-- Provided data follows --

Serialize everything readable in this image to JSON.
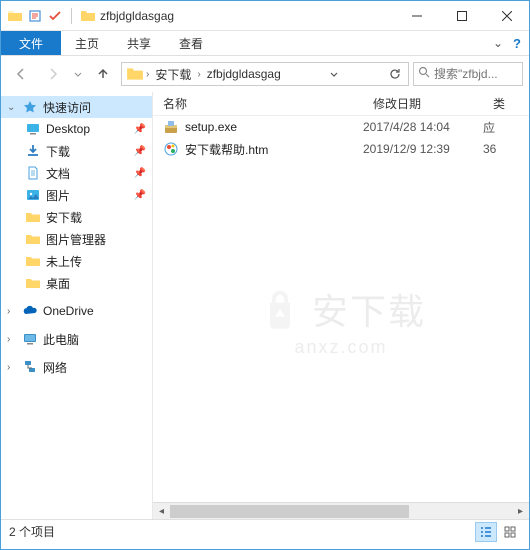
{
  "window": {
    "title": "zfbjdgldasgag"
  },
  "ribbon": {
    "file": "文件",
    "home": "主页",
    "share": "共享",
    "view": "查看"
  },
  "breadcrumb": {
    "items": [
      "安下载",
      "zfbjdgldasgag"
    ]
  },
  "search": {
    "placeholder": "搜索\"zfbjd..."
  },
  "sidebar": {
    "quick_access": "快速访问",
    "items": [
      {
        "label": "Desktop",
        "icon": "desktop",
        "pinned": true
      },
      {
        "label": "下载",
        "icon": "download",
        "pinned": true
      },
      {
        "label": "文档",
        "icon": "document",
        "pinned": true
      },
      {
        "label": "图片",
        "icon": "pictures",
        "pinned": true
      },
      {
        "label": "安下载",
        "icon": "folder",
        "pinned": false
      },
      {
        "label": "图片管理器",
        "icon": "folder",
        "pinned": false
      },
      {
        "label": "未上传",
        "icon": "folder",
        "pinned": false
      },
      {
        "label": "桌面",
        "icon": "folder",
        "pinned": false
      }
    ],
    "onedrive": "OneDrive",
    "this_pc": "此电脑",
    "network": "网络"
  },
  "columns": {
    "name": "名称",
    "date": "修改日期",
    "type": "类"
  },
  "files": [
    {
      "name": "setup.exe",
      "date": "2017/4/28 14:04",
      "type": "应",
      "icon": "installer"
    },
    {
      "name": "安下载帮助.htm",
      "date": "2019/12/9 12:39",
      "type": "36",
      "icon": "html"
    }
  ],
  "status": {
    "count": "2 个项目"
  },
  "watermark": {
    "text": "安下载",
    "sub": "anxz.com"
  }
}
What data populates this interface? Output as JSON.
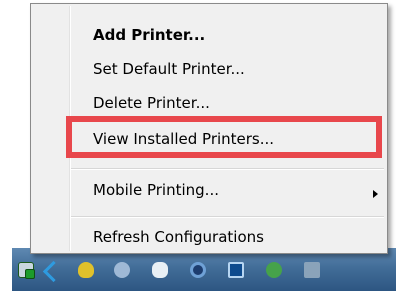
{
  "menu": {
    "items": [
      {
        "label": "Add Printer...",
        "bold": true
      },
      {
        "label": "Set Default Printer...",
        "bold": false
      },
      {
        "label": "Delete Printer...",
        "bold": false
      },
      {
        "label": "View Installed Printers...",
        "bold": false,
        "highlighted": true
      },
      {
        "label": "Mobile Printing...",
        "bold": false,
        "has_submenu": true
      },
      {
        "label": "Refresh Configurations",
        "bold": false
      }
    ]
  },
  "highlight": {
    "color": "#e8474c"
  },
  "taskbar": {
    "icons": [
      "printer-tray-icon",
      "arrow-icon",
      "shield-icon",
      "globe-icon",
      "chat-bubble-icon",
      "disc-icon",
      "monitor-icon",
      "checkmark-icon",
      "network-signal-icon"
    ]
  }
}
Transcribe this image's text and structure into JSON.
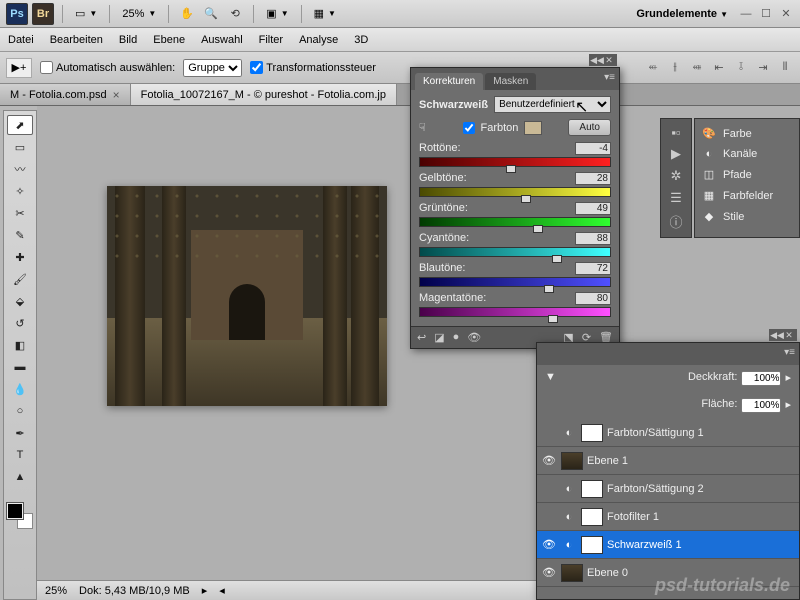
{
  "topbar": {
    "zoom": "25%",
    "workspace": "Grundelemente"
  },
  "menu": {
    "datei": "Datei",
    "bearbeiten": "Bearbeiten",
    "bild": "Bild",
    "ebene": "Ebene",
    "auswahl": "Auswahl",
    "filter": "Filter",
    "analyse": "Analyse",
    "dreid": "3D"
  },
  "optbar": {
    "auto_select": "Automatisch auswählen:",
    "group": "Gruppe",
    "transform": "Transformationssteuer"
  },
  "tabs": {
    "tab1": "M - Fotolia.com.psd",
    "tab2": "Fotolia_10072167_M - © pureshot - Fotolia.com.jp"
  },
  "statusbar": {
    "zoom": "25%",
    "dok": "Dok: 5,43 MB/10,9 MB"
  },
  "korr": {
    "tab1": "Korrekturen",
    "tab2": "Masken",
    "title": "Schwarzweiß",
    "preset": "Benutzerdefiniert",
    "farbton_label": "Farbton",
    "auto": "Auto",
    "sliders": {
      "rot": {
        "label": "Rottöne:",
        "value": "-4"
      },
      "gelb": {
        "label": "Gelbtöne:",
        "value": "28"
      },
      "gruen": {
        "label": "Grüntöne:",
        "value": "49"
      },
      "cyan": {
        "label": "Cyantöne:",
        "value": "88"
      },
      "blau": {
        "label": "Blautöne:",
        "value": "72"
      },
      "magenta": {
        "label": "Magentatöne:",
        "value": "80"
      }
    }
  },
  "dock": {
    "farbe": "Farbe",
    "kanaele": "Kanäle",
    "pfade": "Pfade",
    "farbfelder": "Farbfelder",
    "stile": "Stile"
  },
  "layers": {
    "opacity_label": "Deckkraft:",
    "opacity": "100%",
    "fill_label": "Fläche:",
    "fill": "100%",
    "l1": "Farbton/Sättigung 1",
    "l2": "Ebene 1",
    "l3": "Farbton/Sättigung 2",
    "l4": "Fotofilter 1",
    "l5": "Schwarzweiß 1",
    "l6": "Ebene 0"
  },
  "watermark": "psd-tutorials.de"
}
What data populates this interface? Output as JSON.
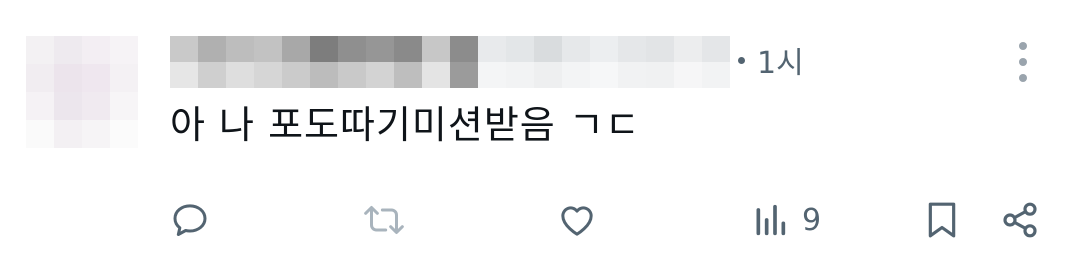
{
  "tweet": {
    "time": "1시",
    "text": "아 나 포도따기미션받음 ㄱㄷ"
  },
  "actions": {
    "views_count": "9"
  },
  "colors": {
    "icon": "#536471",
    "icon_faded": "#a9b4bd",
    "text": "#0f1419"
  },
  "icons": [
    "reply-icon",
    "retweet-icon",
    "like-icon",
    "views-icon",
    "bookmark-icon",
    "share-icon",
    "more-icon"
  ]
}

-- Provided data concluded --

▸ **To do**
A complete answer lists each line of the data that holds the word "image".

▸ **Answer box**
Serialize everything readable in this image to JSON.
Transcribe this image's text and structure into JSON.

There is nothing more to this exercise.